- [Problem to work on]: Copy each line of the records below that has "compradores" in it.

- [Data to examine]:
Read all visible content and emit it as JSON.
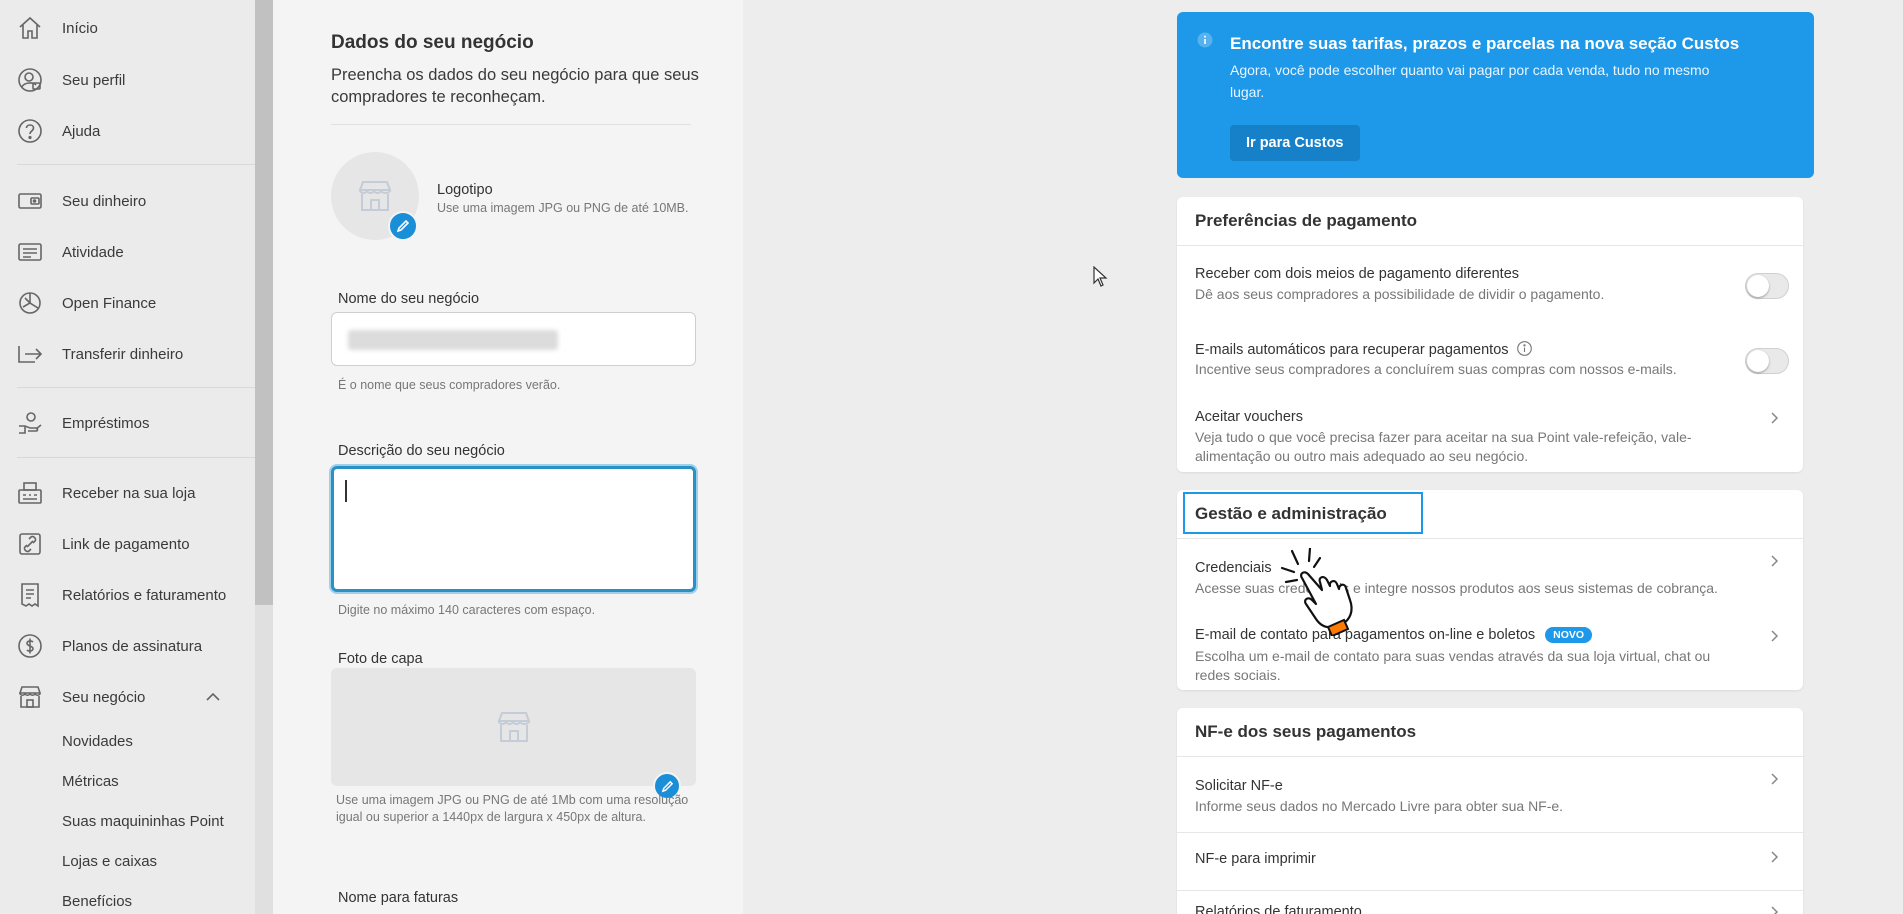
{
  "sidebar": {
    "items": [
      {
        "label": "Início",
        "icon": "home-icon"
      },
      {
        "label": "Seu perfil",
        "icon": "profile-icon"
      },
      {
        "label": "Ajuda",
        "icon": "help-icon"
      },
      {
        "label": "Seu dinheiro",
        "icon": "wallet-icon"
      },
      {
        "label": "Atividade",
        "icon": "activity-icon"
      },
      {
        "label": "Open Finance",
        "icon": "open-finance-icon"
      },
      {
        "label": "Transferir dinheiro",
        "icon": "transfer-icon"
      },
      {
        "label": "Empréstimos",
        "icon": "loan-icon"
      },
      {
        "label": "Receber na sua loja",
        "icon": "store-register-icon"
      },
      {
        "label": "Link de pagamento",
        "icon": "link-icon"
      },
      {
        "label": "Relatórios e faturamento",
        "icon": "report-icon"
      },
      {
        "label": "Planos de assinatura",
        "icon": "subscription-icon"
      },
      {
        "label": "Seu negócio",
        "icon": "business-icon",
        "expanded": true
      }
    ],
    "subitems": [
      "Novidades",
      "Métricas",
      "Suas maquininhas Point",
      "Lojas e caixas",
      "Benefícios"
    ]
  },
  "form": {
    "title": "Dados do seu negócio",
    "subtitle": "Preencha os dados do seu negócio para que seus compradores te reconheçam.",
    "logo_title": "Logotipo",
    "logo_hint": "Use uma imagem JPG ou PNG de até 10MB.",
    "name_label": "Nome do seu negócio",
    "name_hint": "É o nome que seus compradores verão.",
    "desc_label": "Descrição do seu negócio",
    "desc_hint": "Digite no máximo 140 caracteres com espaço.",
    "cover_label": "Foto de capa",
    "cover_hint": "Use uma imagem JPG ou PNG de até 1Mb com uma resolução igual ou superior a 1440px de largura x 450px de altura.",
    "invoice_label": "Nome para faturas"
  },
  "banner": {
    "title": "Encontre suas tarifas, prazos e parcelas na nova seção Custos",
    "text": "Agora, você pode escolher quanto vai pagar por cada venda, tudo no mesmo lugar.",
    "button": "Ir para Custos",
    "color": "#1e98e8"
  },
  "payment_prefs": {
    "title": "Preferências de pagamento",
    "rows": [
      {
        "title": "Receber com dois meios de pagamento diferentes",
        "desc": "Dê aos seus compradores a possibilidade de dividir o pagamento.",
        "control": "toggle",
        "on": false
      },
      {
        "title": "E-mails automáticos para recuperar pagamentos",
        "desc": "Incentive seus compradores a concluírem suas compras com nossos e-mails.",
        "control": "toggle",
        "on": false
      },
      {
        "title": "Aceitar vouchers",
        "desc": "Veja tudo o que você precisa fazer para aceitar na sua Point vale-refeição, vale-alimentação ou outro mais adequado ao seu negócio.",
        "control": "chevron"
      }
    ]
  },
  "management": {
    "title": "Gestão e administração",
    "rows": [
      {
        "title": "Credenciais",
        "desc": "Acesse suas credenciais e integre nossos produtos aos seus sistemas de cobrança."
      },
      {
        "title": "E-mail de contato para pagamentos on-line e boletos",
        "badge": "NOVO",
        "desc": "Escolha um e-mail de contato para suas vendas através da sua loja virtual, chat ou redes sociais."
      }
    ]
  },
  "nfe": {
    "title": "NF-e dos seus pagamentos",
    "rows": [
      {
        "title": "Solicitar NF-e",
        "desc": "Informe seus dados no Mercado Livre para obter sua NF-e."
      },
      {
        "title": "NF-e para imprimir"
      },
      {
        "title": "Relatórios de faturamento"
      }
    ]
  }
}
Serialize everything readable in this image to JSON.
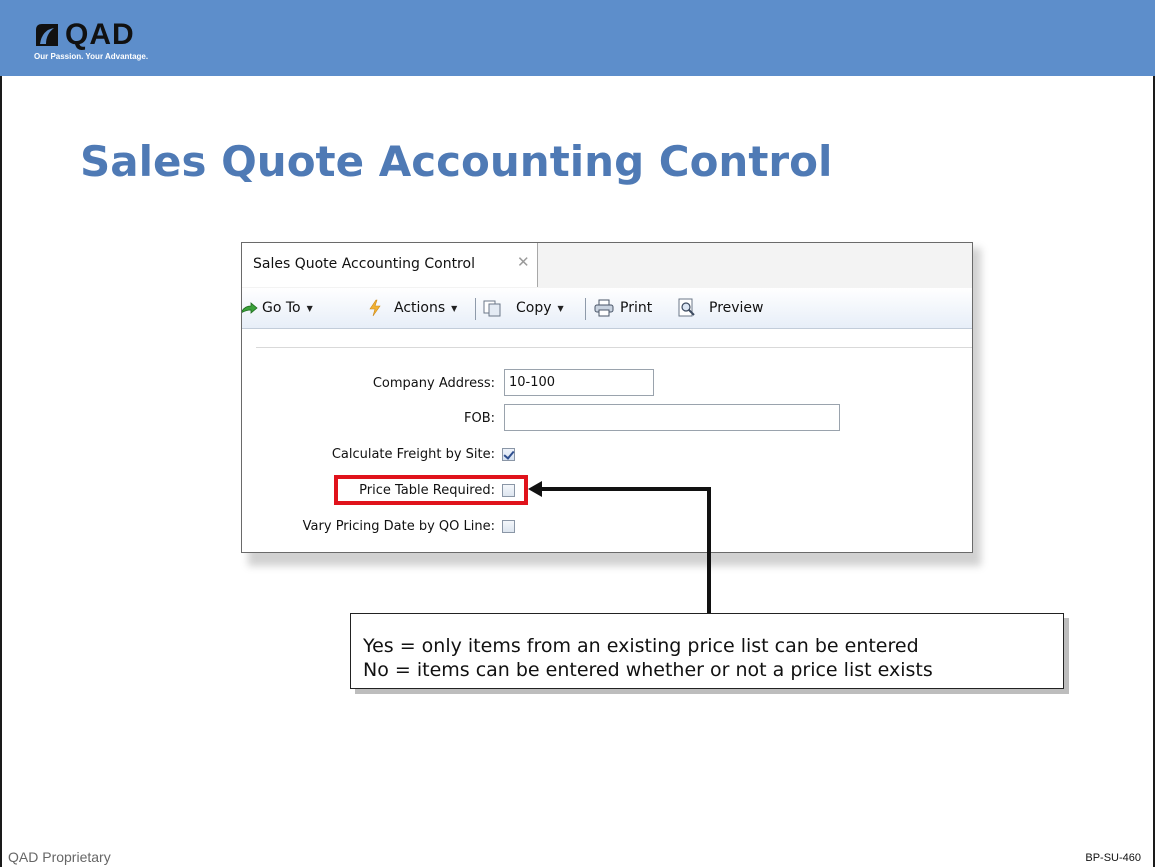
{
  "brand": {
    "logo_text": "QAD",
    "tagline": "Our Passion. Your Advantage.",
    "header_color": "#5d8ecb"
  },
  "slide": {
    "title": "Sales Quote Accounting Control",
    "title_color": "#4f7ab5"
  },
  "window": {
    "tab": {
      "label": "Sales Quote Accounting Control",
      "close_glyph": "✕"
    },
    "toolbar": {
      "goto": "Go To",
      "actions": "Actions",
      "copy": "Copy",
      "print": "Print",
      "preview": "Preview"
    },
    "form": {
      "company_address": {
        "label": "Company Address:",
        "value": "10-100"
      },
      "fob": {
        "label": "FOB:",
        "value": ""
      },
      "calc_freight": {
        "label": "Calculate Freight by Site:",
        "checked": true
      },
      "price_table": {
        "label": "Price Table Required:",
        "checked": false
      },
      "vary_pricing": {
        "label": "Vary Pricing Date by QO Line:",
        "checked": false
      }
    }
  },
  "callout": {
    "line1": "Yes = only items from an existing price list can be entered",
    "line2": "No = items can be entered whether or not a price list exists",
    "highlight_color": "#e0121b"
  },
  "footer": {
    "left": "QAD Proprietary",
    "right": "BP-SU-460"
  }
}
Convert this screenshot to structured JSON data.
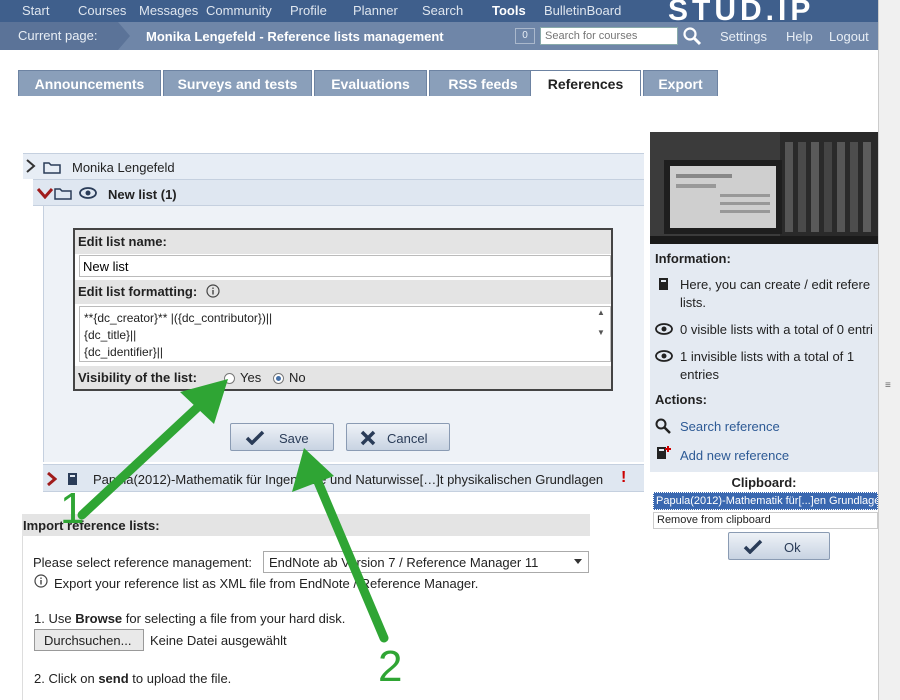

- [Answer to this problem]:
    "subtitle": "Preencha os dados do seu negócio para que seus compradores te reconheçam.",
    "name_hint": "É o nome que seus compradores verão.",
        "desc": "Dê aos seus compradores a possibilidade de dividir o pagamento.",
        "desc": "Incentive seus compradores a concluírem suas compras com nossos e-mails.",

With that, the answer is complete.